DATA FOR THIS TASK:
::::::
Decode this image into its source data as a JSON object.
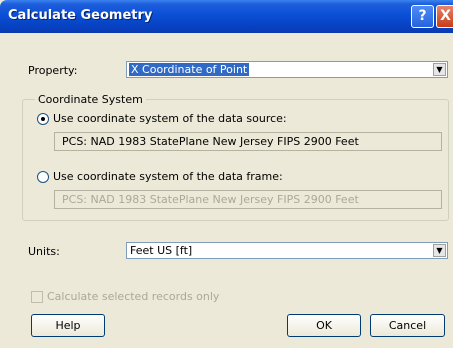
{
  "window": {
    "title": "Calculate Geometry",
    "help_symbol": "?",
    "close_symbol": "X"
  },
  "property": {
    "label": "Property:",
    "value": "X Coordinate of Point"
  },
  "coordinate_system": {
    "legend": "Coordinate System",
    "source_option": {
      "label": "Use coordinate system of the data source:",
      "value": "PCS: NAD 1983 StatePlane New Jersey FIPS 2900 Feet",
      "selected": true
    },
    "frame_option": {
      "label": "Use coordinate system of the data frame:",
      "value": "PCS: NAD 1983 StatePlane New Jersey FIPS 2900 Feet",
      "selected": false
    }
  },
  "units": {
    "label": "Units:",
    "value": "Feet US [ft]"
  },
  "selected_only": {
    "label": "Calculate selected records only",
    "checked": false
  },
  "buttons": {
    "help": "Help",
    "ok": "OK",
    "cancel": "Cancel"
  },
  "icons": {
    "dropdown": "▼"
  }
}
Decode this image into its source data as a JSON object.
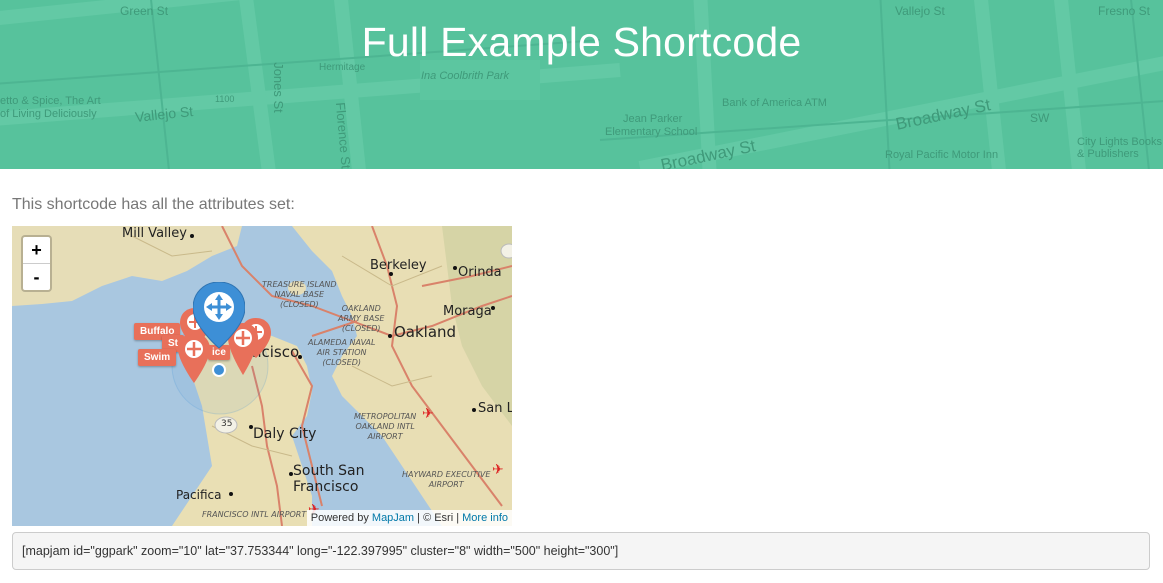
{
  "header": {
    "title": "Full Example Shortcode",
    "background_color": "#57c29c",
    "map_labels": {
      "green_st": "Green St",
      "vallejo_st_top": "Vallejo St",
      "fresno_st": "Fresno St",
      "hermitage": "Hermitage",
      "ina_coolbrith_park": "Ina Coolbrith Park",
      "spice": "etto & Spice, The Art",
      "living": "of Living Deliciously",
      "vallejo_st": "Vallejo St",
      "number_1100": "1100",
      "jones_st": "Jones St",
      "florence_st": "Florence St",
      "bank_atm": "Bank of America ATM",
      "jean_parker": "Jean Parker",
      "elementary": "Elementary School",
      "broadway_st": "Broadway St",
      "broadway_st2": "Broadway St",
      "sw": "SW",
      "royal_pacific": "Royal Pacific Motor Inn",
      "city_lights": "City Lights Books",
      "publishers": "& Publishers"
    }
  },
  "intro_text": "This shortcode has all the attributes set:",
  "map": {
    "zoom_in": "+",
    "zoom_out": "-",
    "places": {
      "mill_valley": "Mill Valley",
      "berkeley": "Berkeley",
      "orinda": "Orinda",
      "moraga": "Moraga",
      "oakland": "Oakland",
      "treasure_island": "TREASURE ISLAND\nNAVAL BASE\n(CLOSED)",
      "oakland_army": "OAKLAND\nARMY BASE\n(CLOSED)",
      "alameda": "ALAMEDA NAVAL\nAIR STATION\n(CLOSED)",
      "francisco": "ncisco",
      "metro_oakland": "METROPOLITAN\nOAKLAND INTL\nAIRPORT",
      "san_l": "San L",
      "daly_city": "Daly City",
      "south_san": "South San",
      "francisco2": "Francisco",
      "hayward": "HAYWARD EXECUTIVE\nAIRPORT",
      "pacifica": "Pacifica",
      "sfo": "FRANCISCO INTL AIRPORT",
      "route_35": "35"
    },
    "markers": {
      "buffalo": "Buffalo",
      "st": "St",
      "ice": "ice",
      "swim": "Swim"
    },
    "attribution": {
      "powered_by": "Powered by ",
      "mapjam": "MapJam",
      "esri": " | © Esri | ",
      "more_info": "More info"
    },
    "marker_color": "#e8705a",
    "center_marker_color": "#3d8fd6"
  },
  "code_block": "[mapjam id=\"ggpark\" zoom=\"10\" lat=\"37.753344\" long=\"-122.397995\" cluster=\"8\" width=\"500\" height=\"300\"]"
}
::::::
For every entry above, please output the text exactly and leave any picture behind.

Decode this image into its source data as a JSON object.
{
  "window": {
    "title": "Calculate Geometry",
    "help_symbol": "?",
    "close_symbol": "X"
  },
  "property": {
    "label": "Property:",
    "value": "X Coordinate of Point"
  },
  "coordinate_system": {
    "legend": "Coordinate System",
    "source_option": {
      "label": "Use coordinate system of the data source:",
      "value": "PCS: NAD 1983 StatePlane New Jersey FIPS 2900 Feet",
      "selected": true
    },
    "frame_option": {
      "label": "Use coordinate system of the data frame:",
      "value": "PCS: NAD 1983 StatePlane New Jersey FIPS 2900 Feet",
      "selected": false
    }
  },
  "units": {
    "label": "Units:",
    "value": "Feet US [ft]"
  },
  "selected_only": {
    "label": "Calculate selected records only",
    "checked": false
  },
  "buttons": {
    "help": "Help",
    "ok": "OK",
    "cancel": "Cancel"
  },
  "icons": {
    "dropdown": "▼"
  }
}
Decode this image into its source data as a JSON object.
{
  "header": {
    "title": "Full Example Shortcode",
    "background_color": "#57c29c",
    "map_labels": {
      "green_st": "Green St",
      "vallejo_st_top": "Vallejo St",
      "fresno_st": "Fresno St",
      "hermitage": "Hermitage",
      "ina_coolbrith_park": "Ina Coolbrith Park",
      "spice": "etto & Spice, The Art",
      "living": "of Living Deliciously",
      "vallejo_st": "Vallejo St",
      "number_1100": "1100",
      "jones_st": "Jones St",
      "florence_st": "Florence St",
      "bank_atm": "Bank of America ATM",
      "jean_parker": "Jean Parker",
      "elementary": "Elementary School",
      "broadway_st": "Broadway St",
      "broadway_st2": "Broadway St",
      "sw": "SW",
      "royal_pacific": "Royal Pacific Motor Inn",
      "city_lights": "City Lights Books",
      "publishers": "& Publishers"
    }
  },
  "intro_text": "This shortcode has all the attributes set:",
  "map": {
    "zoom_in": "+",
    "zoom_out": "-",
    "places": {
      "mill_valley": "Mill Valley",
      "berkeley": "Berkeley",
      "orinda": "Orinda",
      "moraga": "Moraga",
      "oakland": "Oakland",
      "treasure_island": "TREASURE ISLAND\nNAVAL BASE\n(CLOSED)",
      "oakland_army": "OAKLAND\nARMY BASE\n(CLOSED)",
      "alameda": "ALAMEDA NAVAL\nAIR STATION\n(CLOSED)",
      "francisco": "ncisco",
      "metro_oakland": "METROPOLITAN\nOAKLAND INTL\nAIRPORT",
      "san_l": "San L",
      "daly_city": "Daly City",
      "south_san": "South San",
      "francisco2": "Francisco",
      "hayward": "HAYWARD EXECUTIVE\nAIRPORT",
      "pacifica": "Pacifica",
      "sfo": "FRANCISCO INTL AIRPORT",
      "route_35": "35"
    },
    "markers": {
      "buffalo": "Buffalo",
      "st": "St",
      "ice": "ice",
      "swim": "Swim"
    },
    "attribution": {
      "powered_by": "Powered by ",
      "mapjam": "MapJam",
      "esri": " | © Esri | ",
      "more_info": "More info"
    },
    "marker_color": "#e8705a",
    "center_marker_color": "#3d8fd6"
  },
  "code_block": "[mapjam id=\"ggpark\" zoom=\"10\" lat=\"37.753344\" long=\"-122.397995\" cluster=\"8\" width=\"500\" height=\"300\"]"
}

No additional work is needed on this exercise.